> [BRIEF] If a line in the listing carries the word "phone", return a copy of that line.

> [DATASET EXTRACT]
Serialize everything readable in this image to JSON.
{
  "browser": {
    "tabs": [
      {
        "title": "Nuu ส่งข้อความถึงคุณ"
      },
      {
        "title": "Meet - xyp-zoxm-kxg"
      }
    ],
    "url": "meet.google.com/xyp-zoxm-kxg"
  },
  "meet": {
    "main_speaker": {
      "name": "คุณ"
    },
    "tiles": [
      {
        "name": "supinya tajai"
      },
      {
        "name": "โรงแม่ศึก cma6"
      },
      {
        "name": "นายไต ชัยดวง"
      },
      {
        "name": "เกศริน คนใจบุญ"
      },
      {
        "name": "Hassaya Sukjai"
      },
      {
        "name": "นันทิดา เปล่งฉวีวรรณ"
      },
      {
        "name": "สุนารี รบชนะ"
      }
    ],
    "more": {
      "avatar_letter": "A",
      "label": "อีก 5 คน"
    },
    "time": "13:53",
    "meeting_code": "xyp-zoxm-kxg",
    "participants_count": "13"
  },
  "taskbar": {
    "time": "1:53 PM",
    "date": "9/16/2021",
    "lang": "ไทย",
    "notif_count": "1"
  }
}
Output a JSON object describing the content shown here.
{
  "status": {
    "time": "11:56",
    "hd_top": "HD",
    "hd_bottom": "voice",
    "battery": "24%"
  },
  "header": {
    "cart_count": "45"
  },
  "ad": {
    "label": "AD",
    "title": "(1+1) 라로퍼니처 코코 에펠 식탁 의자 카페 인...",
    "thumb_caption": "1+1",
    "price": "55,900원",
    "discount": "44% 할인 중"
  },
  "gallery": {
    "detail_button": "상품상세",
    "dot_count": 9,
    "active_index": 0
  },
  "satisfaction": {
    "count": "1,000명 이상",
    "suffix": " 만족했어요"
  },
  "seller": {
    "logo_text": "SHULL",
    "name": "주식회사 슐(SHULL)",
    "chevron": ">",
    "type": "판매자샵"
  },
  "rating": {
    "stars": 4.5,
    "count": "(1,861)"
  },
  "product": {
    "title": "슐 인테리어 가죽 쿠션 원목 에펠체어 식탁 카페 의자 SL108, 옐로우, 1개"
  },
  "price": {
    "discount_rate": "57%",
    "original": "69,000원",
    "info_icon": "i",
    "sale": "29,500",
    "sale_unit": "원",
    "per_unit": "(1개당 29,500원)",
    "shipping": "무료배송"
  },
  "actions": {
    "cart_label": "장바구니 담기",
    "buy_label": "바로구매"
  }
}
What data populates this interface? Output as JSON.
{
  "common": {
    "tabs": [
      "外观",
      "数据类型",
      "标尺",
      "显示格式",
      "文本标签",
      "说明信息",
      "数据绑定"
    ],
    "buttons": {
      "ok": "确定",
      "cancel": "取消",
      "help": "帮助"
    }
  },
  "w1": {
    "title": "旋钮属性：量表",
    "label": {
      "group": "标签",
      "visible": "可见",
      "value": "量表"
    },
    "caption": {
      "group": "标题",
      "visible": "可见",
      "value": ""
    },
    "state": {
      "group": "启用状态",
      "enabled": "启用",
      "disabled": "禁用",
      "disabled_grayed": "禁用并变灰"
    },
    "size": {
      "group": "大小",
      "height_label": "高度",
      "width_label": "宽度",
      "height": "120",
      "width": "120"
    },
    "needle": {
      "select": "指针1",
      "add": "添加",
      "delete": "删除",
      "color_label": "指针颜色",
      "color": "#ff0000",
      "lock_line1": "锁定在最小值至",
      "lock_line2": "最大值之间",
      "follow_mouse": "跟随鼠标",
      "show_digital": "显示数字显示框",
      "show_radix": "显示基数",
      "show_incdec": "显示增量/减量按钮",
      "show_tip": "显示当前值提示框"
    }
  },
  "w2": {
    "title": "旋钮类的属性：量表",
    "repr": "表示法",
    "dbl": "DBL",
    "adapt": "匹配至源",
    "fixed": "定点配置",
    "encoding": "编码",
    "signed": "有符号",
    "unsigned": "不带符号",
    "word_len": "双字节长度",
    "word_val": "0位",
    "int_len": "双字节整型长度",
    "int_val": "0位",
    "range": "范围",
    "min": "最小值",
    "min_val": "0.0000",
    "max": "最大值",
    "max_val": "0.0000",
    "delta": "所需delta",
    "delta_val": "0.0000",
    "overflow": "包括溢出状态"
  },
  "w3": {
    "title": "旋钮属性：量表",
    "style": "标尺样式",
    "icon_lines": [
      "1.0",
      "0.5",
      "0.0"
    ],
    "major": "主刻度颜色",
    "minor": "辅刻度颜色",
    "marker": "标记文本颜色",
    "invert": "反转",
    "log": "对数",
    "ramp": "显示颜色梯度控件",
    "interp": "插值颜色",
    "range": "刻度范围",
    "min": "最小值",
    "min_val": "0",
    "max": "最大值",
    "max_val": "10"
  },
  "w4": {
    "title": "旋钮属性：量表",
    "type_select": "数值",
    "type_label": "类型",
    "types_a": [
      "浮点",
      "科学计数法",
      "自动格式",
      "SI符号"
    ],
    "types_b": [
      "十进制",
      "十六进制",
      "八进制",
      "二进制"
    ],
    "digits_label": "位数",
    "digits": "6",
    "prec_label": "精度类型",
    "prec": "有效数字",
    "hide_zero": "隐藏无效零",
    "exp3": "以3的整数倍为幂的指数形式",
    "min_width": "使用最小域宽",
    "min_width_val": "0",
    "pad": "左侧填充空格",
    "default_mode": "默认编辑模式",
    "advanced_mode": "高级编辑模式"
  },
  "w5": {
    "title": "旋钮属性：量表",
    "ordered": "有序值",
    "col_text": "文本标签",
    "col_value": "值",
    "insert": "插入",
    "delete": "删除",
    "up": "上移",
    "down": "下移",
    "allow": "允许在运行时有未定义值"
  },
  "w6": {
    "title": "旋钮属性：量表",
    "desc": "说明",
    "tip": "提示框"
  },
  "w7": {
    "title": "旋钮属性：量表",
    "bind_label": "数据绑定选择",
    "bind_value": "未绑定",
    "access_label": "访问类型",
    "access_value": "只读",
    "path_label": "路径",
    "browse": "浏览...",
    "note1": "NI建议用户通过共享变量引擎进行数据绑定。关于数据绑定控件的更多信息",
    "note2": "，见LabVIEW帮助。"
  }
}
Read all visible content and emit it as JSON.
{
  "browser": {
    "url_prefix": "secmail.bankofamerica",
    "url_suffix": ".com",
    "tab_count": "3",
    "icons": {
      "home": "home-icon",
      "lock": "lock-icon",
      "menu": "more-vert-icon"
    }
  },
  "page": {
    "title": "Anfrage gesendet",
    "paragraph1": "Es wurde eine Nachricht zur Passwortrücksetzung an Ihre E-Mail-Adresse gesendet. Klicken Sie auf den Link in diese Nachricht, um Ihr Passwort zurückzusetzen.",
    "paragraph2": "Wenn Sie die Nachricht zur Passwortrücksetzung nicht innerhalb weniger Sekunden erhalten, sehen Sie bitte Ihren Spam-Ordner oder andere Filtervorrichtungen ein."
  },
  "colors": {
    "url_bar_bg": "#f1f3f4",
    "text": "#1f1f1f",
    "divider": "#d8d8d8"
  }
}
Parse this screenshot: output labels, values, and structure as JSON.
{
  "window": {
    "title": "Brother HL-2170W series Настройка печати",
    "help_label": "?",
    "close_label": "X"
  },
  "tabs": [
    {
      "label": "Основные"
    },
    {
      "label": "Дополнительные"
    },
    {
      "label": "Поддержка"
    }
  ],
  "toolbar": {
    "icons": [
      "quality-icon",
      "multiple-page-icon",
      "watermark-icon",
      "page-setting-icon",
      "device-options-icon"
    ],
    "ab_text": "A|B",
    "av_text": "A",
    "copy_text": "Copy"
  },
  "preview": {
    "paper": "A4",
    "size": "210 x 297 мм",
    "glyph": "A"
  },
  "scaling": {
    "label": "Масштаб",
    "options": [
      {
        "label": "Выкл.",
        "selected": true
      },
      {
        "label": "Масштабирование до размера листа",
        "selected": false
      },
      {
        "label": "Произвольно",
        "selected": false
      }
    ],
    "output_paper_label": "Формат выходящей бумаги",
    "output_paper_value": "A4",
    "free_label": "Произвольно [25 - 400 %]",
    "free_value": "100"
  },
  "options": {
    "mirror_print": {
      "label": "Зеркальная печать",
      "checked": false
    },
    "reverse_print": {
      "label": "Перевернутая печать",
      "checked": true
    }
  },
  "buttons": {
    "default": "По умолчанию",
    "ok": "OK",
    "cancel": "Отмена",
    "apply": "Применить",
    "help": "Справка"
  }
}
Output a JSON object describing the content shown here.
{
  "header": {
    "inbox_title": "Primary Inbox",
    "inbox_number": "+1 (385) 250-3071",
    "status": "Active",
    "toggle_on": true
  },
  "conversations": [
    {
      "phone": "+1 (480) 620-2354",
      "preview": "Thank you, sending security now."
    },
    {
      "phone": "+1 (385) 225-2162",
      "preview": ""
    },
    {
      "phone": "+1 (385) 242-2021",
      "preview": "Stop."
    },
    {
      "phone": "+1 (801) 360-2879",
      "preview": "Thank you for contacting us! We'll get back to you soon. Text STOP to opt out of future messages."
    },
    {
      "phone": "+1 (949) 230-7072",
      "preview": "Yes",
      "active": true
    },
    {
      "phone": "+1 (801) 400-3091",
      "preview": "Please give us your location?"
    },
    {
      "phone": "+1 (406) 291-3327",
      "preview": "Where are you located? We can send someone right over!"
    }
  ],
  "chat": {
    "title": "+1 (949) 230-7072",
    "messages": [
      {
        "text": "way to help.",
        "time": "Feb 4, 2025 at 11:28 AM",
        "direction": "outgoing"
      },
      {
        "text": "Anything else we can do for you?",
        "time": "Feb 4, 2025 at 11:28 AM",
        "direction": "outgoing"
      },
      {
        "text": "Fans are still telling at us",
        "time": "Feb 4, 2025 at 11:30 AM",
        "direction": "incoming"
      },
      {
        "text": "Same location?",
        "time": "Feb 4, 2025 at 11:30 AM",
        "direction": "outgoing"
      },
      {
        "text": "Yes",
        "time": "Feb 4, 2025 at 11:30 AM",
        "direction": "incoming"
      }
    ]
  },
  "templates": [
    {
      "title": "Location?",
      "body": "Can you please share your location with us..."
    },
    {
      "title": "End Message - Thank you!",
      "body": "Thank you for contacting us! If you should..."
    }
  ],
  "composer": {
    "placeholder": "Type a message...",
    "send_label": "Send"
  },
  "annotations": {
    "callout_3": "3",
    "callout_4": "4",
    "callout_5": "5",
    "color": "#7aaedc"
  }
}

> [RESULT FOR THIS TASK]
      "phone": "+1 (480) 620-2354",
      "phone": "+1 (385) 225-2162",
      "phone": "+1 (385) 242-2021",
      "phone": "+1 (801) 360-2879",
      "phone": "+1 (949) 230-7072",
      "phone": "+1 (801) 400-3091",
      "phone": "+1 (406) 291-3327",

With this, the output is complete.